*** Opening of EXCERPTED RECORDS ***
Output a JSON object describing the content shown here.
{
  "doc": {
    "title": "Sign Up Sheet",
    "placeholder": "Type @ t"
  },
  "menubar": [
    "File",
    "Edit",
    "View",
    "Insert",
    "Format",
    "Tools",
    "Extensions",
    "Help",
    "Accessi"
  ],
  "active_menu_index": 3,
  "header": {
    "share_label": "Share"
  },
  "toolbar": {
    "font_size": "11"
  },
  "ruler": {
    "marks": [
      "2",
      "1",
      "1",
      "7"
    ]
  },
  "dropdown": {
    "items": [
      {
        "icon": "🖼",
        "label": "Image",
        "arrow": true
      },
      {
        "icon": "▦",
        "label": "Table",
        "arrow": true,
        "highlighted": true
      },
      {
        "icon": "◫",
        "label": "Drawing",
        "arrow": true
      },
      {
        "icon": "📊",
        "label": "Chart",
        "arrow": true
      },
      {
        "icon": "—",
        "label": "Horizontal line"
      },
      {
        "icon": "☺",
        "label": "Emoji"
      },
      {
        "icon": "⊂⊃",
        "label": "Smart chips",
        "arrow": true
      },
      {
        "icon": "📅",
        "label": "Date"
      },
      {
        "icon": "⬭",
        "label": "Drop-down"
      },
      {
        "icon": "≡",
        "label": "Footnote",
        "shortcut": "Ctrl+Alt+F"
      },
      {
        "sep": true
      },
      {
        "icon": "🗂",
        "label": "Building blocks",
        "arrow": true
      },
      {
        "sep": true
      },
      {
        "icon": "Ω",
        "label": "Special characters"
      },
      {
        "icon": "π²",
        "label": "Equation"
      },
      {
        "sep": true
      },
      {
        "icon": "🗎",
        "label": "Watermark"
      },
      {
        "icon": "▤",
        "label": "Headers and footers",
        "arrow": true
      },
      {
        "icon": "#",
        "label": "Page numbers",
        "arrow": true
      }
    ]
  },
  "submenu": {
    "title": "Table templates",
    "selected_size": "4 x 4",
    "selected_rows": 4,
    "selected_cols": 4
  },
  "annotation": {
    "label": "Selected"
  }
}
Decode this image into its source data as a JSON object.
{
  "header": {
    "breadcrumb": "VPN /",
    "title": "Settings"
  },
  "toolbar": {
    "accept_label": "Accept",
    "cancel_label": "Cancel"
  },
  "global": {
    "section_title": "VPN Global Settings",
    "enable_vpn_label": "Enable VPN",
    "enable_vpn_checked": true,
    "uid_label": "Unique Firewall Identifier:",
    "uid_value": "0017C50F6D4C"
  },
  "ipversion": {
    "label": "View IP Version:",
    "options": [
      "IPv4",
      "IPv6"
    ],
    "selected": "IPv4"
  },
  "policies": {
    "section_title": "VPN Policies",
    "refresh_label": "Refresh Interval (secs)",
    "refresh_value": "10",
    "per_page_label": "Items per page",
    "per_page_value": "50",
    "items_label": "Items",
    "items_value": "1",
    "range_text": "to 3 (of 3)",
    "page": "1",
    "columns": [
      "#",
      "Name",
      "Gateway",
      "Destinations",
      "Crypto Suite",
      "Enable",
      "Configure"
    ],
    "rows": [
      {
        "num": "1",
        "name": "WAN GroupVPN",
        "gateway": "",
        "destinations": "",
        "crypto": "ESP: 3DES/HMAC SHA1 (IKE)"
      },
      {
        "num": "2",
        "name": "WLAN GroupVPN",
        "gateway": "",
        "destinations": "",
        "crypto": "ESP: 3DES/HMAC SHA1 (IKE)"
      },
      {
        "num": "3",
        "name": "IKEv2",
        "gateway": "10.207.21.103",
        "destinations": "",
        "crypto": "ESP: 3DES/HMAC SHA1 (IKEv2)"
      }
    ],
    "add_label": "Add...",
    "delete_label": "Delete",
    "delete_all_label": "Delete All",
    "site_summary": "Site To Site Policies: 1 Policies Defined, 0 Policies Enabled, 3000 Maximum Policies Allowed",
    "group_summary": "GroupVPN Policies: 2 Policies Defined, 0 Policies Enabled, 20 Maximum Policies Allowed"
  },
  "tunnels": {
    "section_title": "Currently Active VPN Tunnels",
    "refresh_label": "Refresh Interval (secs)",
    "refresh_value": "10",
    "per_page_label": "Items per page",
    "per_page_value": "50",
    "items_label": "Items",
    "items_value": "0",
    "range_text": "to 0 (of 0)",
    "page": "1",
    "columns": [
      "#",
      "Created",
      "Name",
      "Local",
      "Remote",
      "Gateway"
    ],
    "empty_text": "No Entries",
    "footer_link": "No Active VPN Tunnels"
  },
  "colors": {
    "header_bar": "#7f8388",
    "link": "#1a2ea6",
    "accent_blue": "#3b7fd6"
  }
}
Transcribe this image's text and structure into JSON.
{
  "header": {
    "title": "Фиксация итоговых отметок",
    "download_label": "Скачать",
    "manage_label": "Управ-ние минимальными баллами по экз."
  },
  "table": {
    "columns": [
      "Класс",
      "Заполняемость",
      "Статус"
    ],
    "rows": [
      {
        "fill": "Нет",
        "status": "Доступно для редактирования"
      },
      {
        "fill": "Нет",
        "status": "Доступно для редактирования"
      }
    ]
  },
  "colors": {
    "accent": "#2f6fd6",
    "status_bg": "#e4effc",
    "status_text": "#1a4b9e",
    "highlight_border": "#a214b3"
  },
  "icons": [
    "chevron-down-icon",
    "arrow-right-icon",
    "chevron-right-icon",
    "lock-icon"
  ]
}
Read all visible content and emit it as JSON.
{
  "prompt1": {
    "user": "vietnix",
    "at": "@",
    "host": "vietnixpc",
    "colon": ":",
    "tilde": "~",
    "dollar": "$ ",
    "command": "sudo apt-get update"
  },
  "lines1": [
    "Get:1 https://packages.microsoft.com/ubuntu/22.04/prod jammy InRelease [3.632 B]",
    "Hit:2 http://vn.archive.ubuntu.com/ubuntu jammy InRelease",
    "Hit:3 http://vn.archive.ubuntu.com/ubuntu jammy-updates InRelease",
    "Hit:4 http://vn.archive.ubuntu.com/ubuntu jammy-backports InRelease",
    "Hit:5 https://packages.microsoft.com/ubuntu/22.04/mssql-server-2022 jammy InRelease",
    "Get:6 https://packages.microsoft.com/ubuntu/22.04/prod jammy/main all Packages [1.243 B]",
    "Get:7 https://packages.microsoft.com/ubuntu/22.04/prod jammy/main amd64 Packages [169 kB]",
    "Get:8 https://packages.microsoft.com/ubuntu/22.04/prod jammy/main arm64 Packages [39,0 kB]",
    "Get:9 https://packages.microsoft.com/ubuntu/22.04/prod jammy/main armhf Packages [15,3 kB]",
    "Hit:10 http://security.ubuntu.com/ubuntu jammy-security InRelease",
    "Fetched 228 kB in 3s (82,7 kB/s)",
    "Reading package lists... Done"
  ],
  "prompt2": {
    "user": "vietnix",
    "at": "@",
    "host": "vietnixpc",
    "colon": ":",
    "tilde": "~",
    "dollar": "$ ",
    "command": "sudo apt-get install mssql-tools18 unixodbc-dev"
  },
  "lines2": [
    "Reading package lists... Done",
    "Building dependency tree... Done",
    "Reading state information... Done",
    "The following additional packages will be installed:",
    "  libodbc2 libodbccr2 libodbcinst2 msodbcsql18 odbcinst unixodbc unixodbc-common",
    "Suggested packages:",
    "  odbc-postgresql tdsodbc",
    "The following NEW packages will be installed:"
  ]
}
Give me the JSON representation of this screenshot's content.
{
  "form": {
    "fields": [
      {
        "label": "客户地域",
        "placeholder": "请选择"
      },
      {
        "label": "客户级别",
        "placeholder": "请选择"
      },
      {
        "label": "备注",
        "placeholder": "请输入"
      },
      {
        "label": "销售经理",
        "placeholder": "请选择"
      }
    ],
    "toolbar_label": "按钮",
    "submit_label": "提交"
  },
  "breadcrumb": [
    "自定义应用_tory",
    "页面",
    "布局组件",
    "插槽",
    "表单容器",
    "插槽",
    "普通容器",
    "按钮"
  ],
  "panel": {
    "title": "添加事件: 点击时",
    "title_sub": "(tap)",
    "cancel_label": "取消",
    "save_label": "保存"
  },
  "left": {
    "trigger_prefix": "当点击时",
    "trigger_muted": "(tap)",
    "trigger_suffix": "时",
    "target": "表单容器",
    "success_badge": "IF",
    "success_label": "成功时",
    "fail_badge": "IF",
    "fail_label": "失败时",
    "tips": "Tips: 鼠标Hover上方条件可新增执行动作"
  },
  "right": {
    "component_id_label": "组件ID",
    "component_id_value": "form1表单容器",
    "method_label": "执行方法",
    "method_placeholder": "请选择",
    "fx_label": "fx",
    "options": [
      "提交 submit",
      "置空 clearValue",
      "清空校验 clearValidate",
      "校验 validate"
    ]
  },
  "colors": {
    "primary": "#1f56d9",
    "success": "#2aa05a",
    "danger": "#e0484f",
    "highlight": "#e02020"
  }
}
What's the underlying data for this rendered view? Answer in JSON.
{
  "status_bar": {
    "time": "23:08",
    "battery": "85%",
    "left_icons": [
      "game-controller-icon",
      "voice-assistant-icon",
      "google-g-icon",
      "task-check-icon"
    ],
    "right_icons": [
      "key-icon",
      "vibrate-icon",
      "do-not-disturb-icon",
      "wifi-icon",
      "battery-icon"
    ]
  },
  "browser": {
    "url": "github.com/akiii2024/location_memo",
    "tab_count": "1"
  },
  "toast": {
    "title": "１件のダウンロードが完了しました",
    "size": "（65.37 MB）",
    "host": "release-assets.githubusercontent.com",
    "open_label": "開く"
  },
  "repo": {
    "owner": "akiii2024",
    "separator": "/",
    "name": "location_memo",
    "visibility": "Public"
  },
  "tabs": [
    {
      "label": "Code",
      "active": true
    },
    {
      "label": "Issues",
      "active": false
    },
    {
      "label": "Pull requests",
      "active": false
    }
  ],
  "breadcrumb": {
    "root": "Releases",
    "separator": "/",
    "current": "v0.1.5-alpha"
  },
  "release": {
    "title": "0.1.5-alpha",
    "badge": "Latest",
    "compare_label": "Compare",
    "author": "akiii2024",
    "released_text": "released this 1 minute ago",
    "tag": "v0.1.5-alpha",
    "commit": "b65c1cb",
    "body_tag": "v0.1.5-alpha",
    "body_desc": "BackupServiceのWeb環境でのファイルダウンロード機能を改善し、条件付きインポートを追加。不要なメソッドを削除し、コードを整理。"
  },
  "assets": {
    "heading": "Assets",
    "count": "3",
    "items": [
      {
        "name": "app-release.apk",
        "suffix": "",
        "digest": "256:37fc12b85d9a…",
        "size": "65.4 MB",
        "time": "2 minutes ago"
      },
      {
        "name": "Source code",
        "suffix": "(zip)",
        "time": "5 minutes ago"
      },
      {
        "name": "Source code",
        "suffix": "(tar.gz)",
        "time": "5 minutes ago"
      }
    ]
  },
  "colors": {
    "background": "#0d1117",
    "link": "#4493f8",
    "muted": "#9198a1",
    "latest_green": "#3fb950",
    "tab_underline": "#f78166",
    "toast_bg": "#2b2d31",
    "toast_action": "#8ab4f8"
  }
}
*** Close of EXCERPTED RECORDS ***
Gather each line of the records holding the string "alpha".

_SOLUTION FOR THIS EXERCISE_
    "current": "v0.1.5-alpha"
    "title": "0.1.5-alpha",
    "tag": "v0.1.5-alpha",
    "body_tag": "v0.1.5-alpha",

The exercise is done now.